TASK DESCRIPTION: What lines of the data below hold the string "name"? Copy each one.

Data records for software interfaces
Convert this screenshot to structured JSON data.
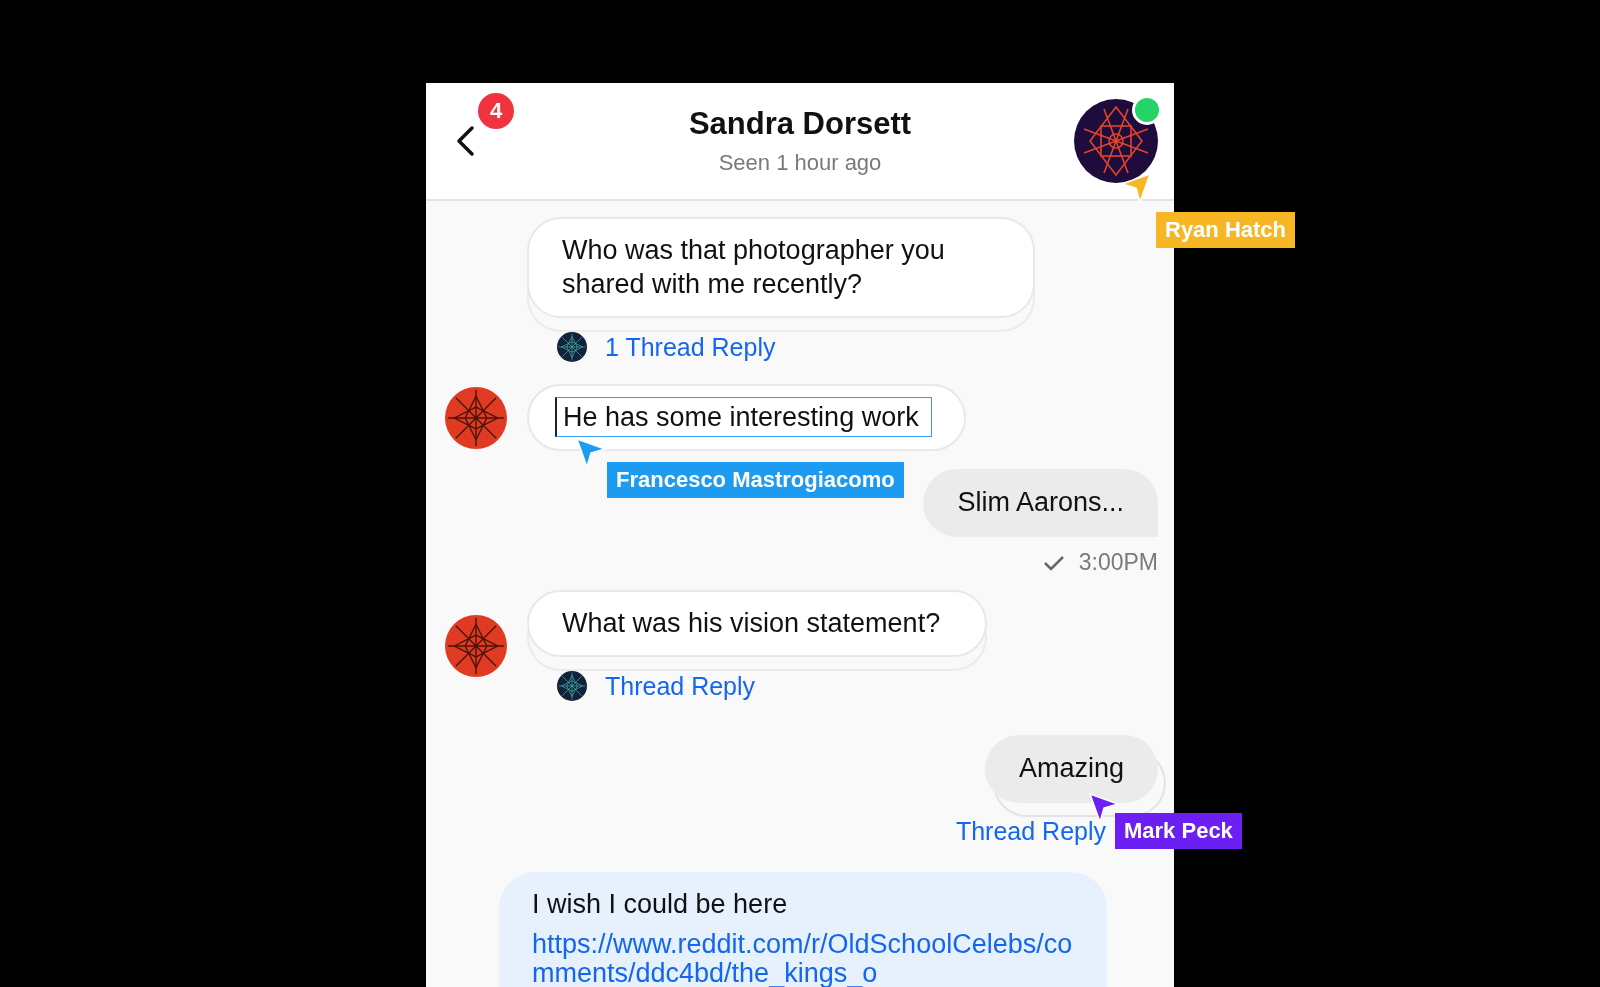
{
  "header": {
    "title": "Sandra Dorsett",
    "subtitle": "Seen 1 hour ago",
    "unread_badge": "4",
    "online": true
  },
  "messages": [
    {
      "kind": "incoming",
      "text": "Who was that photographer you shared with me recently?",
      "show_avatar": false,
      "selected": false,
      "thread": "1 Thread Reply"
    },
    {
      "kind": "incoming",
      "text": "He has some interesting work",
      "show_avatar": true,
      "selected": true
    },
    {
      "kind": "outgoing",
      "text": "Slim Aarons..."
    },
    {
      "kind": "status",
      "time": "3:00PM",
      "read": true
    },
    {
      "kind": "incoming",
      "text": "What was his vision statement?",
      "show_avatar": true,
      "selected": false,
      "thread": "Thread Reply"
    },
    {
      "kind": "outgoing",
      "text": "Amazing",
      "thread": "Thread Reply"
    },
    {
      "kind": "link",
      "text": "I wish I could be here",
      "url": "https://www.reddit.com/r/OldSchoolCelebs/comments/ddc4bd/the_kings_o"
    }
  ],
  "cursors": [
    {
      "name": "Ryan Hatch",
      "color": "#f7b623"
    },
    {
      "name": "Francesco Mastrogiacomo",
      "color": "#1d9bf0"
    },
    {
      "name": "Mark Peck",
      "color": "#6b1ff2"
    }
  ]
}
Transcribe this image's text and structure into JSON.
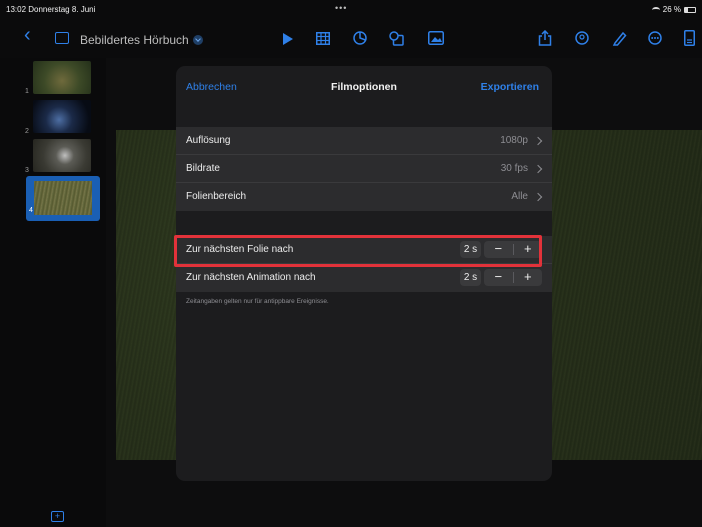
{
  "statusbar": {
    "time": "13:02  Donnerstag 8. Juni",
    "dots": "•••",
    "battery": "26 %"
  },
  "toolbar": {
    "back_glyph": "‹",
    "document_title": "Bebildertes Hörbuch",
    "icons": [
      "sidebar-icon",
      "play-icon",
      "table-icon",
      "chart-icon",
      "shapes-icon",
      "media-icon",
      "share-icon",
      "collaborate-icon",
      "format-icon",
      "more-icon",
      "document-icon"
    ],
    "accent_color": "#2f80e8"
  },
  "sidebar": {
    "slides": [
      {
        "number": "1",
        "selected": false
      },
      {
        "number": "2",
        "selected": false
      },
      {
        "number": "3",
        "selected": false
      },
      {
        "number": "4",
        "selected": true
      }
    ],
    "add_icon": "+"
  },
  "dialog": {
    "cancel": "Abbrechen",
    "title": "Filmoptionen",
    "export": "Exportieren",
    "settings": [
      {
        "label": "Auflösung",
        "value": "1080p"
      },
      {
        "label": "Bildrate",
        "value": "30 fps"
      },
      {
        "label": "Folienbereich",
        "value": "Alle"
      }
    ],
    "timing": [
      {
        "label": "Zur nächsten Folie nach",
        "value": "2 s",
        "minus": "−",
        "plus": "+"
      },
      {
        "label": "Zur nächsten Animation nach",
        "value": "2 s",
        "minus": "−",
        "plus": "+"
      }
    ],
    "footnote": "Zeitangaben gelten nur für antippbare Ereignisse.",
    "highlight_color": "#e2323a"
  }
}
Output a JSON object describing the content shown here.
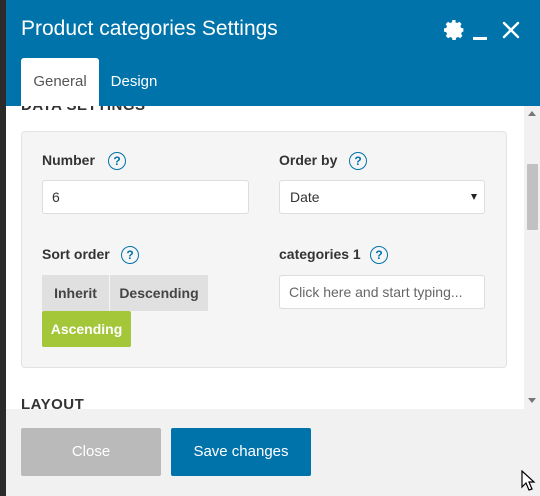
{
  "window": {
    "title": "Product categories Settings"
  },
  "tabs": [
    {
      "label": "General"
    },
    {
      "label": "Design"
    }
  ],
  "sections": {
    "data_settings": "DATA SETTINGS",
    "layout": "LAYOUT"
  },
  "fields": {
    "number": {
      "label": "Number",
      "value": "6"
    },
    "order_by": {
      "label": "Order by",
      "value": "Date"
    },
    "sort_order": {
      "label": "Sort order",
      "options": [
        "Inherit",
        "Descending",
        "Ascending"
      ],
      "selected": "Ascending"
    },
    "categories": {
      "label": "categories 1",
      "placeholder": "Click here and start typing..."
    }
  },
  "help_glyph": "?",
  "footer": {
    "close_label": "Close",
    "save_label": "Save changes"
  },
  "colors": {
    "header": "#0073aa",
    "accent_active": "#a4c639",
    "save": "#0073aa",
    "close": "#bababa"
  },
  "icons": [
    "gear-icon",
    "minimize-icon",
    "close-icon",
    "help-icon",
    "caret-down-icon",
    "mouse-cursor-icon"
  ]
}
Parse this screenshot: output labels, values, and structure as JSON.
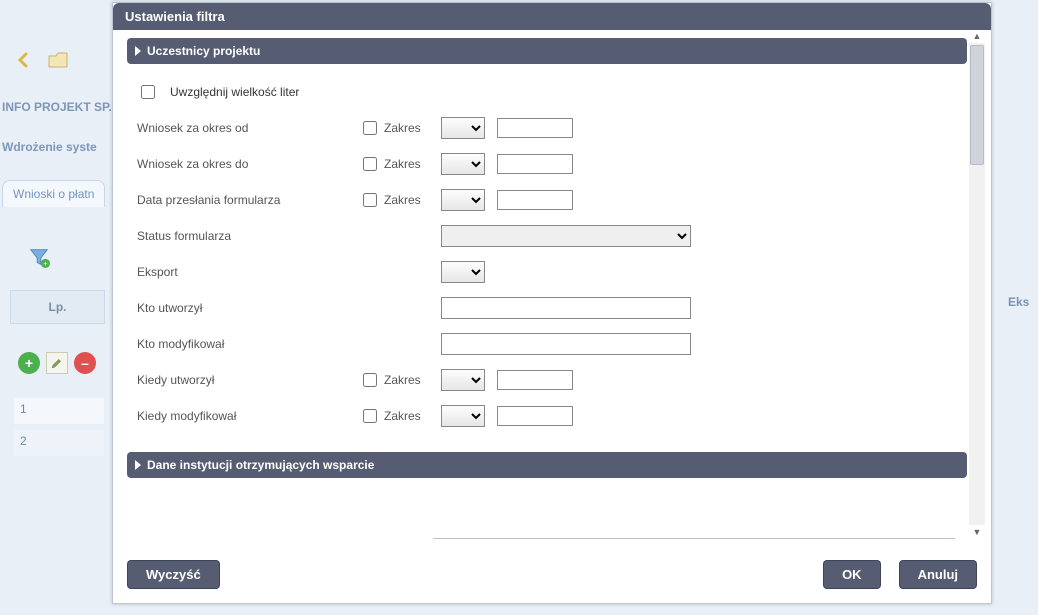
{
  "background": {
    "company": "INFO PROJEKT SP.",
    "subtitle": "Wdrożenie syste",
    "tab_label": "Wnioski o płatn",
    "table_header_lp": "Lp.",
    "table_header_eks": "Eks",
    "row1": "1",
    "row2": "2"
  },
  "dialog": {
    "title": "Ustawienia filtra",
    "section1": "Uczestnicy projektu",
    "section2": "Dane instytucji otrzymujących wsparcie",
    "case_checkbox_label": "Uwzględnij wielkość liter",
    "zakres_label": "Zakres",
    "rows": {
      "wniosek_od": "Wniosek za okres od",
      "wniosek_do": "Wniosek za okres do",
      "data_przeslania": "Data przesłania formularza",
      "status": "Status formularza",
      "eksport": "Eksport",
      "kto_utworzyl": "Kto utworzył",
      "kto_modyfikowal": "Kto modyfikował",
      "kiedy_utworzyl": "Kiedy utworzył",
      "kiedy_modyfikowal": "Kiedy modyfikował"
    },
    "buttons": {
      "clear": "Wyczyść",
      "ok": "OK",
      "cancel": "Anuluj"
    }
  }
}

REPLY TO THE EXERCISE:
      "name": "Ryan Hatch",
      "name": "Francesco Mastrogiacomo",
      "name": "Mark Peck",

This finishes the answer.